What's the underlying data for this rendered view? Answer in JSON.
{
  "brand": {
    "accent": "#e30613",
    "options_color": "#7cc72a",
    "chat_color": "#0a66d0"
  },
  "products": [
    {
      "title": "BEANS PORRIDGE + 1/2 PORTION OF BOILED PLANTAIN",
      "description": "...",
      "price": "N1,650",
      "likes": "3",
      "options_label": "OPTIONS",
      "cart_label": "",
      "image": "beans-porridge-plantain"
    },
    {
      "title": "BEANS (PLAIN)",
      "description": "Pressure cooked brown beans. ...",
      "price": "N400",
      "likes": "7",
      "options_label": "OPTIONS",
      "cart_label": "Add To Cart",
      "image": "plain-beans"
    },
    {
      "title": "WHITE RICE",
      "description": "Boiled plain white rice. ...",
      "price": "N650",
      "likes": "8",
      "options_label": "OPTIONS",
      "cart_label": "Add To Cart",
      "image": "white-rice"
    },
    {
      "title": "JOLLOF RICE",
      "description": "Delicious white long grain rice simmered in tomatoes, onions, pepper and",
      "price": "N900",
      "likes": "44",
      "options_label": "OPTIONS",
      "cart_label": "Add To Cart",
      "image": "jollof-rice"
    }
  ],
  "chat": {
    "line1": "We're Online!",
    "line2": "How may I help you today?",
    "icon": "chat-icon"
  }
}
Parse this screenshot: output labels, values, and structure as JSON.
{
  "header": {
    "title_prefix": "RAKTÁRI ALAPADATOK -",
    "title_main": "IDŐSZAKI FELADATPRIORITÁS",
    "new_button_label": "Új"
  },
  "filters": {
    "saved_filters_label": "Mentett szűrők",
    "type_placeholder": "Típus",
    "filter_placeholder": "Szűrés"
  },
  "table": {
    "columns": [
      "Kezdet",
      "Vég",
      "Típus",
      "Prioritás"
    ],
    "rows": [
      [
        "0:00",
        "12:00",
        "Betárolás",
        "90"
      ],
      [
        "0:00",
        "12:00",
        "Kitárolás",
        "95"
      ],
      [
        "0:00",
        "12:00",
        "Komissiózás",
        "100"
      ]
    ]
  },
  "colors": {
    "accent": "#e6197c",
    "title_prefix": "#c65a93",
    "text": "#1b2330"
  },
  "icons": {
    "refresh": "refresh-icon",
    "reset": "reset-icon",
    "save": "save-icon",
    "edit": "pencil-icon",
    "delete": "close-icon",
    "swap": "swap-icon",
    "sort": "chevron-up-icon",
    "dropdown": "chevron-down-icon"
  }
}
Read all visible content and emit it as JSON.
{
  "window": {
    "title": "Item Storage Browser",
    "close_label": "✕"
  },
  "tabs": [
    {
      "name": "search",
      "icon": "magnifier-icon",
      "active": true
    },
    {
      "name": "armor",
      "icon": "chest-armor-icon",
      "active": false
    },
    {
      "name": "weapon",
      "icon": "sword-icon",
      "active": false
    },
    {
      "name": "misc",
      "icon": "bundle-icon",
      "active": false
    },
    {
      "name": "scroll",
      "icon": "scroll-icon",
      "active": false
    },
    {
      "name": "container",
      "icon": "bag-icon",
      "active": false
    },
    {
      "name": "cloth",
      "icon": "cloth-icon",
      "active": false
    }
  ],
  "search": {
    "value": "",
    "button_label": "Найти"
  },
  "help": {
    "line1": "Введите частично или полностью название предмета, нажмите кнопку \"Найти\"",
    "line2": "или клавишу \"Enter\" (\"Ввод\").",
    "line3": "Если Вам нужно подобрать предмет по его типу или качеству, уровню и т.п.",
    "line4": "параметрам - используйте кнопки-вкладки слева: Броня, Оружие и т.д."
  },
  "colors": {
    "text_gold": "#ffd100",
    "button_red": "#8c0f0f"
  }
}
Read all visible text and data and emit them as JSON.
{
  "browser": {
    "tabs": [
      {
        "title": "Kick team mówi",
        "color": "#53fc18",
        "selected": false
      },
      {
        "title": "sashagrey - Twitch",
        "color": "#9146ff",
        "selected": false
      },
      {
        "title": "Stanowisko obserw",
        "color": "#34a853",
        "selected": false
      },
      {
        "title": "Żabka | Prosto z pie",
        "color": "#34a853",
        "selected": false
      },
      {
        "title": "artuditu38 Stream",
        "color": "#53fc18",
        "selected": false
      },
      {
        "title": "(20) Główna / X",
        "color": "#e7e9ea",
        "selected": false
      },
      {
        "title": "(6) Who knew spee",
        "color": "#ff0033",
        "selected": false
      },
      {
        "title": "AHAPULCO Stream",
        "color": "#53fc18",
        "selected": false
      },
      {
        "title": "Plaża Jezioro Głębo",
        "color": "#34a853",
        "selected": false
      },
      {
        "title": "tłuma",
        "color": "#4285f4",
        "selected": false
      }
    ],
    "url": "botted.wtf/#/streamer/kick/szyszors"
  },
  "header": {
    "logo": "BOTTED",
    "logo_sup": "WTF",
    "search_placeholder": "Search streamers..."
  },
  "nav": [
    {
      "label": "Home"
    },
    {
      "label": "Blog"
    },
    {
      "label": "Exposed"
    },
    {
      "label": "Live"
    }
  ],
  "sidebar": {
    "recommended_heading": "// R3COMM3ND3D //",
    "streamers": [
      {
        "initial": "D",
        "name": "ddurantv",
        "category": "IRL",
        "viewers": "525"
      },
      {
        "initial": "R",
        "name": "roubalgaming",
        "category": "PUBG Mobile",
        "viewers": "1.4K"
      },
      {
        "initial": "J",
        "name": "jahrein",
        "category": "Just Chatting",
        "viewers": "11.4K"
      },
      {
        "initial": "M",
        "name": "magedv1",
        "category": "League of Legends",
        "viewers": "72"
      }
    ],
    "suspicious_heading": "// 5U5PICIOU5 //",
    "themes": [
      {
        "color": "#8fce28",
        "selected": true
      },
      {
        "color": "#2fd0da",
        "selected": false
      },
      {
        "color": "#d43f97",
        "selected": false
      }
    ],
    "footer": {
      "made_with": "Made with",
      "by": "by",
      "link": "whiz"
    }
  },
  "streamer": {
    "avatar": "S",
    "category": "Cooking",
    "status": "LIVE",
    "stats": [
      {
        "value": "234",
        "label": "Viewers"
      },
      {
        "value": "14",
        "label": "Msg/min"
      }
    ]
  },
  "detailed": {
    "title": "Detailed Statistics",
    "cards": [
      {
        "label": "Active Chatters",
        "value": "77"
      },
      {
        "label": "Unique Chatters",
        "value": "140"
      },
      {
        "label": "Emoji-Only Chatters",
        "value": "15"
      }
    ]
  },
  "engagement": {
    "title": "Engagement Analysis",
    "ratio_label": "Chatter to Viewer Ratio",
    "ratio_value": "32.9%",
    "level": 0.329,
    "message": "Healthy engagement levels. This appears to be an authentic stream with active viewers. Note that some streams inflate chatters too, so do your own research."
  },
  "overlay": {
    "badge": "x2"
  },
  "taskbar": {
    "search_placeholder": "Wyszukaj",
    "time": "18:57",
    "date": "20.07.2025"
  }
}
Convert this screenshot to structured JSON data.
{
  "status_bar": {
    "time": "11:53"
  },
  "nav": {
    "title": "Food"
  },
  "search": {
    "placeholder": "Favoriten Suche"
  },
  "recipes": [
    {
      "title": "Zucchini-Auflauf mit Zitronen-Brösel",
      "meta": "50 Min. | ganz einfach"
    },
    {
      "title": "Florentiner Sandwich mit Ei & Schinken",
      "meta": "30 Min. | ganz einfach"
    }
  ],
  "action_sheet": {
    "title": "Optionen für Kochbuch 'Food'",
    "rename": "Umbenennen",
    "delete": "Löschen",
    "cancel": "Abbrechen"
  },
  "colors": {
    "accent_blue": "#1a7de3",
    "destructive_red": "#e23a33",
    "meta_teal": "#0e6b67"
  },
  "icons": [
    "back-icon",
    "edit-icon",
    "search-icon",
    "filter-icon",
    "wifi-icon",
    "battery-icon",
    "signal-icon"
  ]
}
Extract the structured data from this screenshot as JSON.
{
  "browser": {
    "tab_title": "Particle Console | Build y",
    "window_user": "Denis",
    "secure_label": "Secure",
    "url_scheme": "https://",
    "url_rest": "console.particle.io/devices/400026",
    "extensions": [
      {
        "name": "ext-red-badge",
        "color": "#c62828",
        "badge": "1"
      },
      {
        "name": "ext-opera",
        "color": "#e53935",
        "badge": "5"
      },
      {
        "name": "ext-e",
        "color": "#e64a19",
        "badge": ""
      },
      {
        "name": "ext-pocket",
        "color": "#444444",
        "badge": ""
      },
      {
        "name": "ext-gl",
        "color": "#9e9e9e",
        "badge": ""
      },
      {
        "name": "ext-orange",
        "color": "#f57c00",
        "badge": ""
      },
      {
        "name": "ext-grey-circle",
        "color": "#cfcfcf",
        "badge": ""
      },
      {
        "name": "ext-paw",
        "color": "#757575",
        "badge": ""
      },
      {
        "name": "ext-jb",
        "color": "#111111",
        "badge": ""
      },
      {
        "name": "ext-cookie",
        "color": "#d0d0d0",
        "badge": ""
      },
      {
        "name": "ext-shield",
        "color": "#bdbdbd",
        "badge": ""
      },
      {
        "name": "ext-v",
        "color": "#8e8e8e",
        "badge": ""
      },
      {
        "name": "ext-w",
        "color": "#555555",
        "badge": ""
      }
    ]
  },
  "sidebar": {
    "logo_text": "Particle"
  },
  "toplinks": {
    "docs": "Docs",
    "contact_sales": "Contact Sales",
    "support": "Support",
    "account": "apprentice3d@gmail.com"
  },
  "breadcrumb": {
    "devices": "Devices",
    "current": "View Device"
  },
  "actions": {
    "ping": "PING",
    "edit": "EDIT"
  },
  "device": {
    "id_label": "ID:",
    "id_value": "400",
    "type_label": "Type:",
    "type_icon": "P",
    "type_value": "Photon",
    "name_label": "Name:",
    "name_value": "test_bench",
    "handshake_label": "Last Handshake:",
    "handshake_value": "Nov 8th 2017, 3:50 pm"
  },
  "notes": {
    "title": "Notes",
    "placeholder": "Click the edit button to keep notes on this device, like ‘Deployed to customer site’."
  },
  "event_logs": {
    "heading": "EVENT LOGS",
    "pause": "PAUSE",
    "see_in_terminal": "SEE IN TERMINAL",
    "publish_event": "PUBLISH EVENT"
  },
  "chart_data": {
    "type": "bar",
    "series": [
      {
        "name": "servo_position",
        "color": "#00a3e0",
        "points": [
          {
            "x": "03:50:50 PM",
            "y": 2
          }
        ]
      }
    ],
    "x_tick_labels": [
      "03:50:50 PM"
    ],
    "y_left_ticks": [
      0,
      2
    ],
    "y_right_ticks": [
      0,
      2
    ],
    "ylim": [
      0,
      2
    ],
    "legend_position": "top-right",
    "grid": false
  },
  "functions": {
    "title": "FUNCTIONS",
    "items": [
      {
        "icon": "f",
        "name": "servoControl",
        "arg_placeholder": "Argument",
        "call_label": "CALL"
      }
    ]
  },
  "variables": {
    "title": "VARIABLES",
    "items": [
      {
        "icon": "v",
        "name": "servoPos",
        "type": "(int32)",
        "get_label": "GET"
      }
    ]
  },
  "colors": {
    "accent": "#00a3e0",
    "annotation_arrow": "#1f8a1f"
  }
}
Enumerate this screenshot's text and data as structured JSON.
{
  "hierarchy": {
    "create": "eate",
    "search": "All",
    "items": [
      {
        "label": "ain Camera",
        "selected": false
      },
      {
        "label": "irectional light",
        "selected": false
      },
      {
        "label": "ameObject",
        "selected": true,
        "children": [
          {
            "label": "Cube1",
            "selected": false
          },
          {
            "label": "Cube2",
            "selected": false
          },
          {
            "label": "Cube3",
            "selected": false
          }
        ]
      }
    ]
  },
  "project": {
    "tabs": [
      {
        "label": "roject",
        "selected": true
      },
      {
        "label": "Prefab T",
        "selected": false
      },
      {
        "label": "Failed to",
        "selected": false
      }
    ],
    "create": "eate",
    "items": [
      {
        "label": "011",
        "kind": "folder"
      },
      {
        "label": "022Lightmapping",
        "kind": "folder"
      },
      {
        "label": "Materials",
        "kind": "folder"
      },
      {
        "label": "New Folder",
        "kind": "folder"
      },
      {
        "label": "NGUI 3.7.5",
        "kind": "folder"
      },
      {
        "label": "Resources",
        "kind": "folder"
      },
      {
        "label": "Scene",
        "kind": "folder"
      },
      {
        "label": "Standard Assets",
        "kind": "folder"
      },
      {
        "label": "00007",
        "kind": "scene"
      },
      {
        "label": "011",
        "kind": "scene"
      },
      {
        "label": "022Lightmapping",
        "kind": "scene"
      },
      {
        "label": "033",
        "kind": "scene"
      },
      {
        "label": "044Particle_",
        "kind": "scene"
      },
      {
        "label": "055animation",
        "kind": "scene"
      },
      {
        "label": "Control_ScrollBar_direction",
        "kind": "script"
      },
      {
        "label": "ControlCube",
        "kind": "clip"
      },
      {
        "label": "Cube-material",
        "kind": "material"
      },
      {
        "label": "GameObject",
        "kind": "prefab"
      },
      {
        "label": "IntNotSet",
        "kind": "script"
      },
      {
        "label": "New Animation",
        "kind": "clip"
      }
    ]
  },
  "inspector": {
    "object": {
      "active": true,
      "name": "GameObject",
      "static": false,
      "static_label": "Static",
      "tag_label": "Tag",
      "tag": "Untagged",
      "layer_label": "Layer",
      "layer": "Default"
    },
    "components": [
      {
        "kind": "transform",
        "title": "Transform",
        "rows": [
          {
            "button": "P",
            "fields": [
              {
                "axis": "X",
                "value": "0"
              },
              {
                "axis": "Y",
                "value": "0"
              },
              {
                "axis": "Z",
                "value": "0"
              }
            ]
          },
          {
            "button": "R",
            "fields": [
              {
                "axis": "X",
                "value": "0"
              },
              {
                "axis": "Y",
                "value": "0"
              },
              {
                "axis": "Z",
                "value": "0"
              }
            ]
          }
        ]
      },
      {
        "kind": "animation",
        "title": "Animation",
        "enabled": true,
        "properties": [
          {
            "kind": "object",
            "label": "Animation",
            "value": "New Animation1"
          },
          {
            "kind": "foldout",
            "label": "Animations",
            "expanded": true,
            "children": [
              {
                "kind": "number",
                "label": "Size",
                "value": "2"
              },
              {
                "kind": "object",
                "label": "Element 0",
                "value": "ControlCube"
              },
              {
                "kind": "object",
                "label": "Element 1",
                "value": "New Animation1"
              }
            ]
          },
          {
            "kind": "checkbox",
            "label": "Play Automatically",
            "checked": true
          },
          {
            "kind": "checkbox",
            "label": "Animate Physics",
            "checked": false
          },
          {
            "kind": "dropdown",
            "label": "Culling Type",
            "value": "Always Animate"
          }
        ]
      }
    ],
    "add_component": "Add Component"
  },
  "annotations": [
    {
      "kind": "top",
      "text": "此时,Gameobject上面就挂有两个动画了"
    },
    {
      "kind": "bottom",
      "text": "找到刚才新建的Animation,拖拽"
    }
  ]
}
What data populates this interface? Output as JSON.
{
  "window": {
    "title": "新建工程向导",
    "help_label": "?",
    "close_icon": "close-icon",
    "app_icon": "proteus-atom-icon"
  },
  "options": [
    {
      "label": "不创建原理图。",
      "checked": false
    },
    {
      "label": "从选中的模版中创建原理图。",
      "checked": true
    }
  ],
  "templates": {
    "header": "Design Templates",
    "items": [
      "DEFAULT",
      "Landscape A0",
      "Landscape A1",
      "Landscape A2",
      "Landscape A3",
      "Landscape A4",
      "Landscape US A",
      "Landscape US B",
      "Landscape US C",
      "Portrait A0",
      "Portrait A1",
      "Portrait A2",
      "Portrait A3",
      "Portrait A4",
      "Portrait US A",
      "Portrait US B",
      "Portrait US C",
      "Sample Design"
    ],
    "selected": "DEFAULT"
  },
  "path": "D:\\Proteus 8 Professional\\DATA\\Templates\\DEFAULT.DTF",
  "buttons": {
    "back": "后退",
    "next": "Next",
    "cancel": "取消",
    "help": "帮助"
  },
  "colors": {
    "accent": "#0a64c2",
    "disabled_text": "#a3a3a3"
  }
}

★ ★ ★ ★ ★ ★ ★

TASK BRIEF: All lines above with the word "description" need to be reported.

EXERCISE ANSWER:
      "description": "...",
      "description": "Pressure cooked brown beans. ...",
      "description": "Boiled plain white rice. ...",
      "description": "Delicious white long grain rice simmered in tomatoes, onions, pepper and",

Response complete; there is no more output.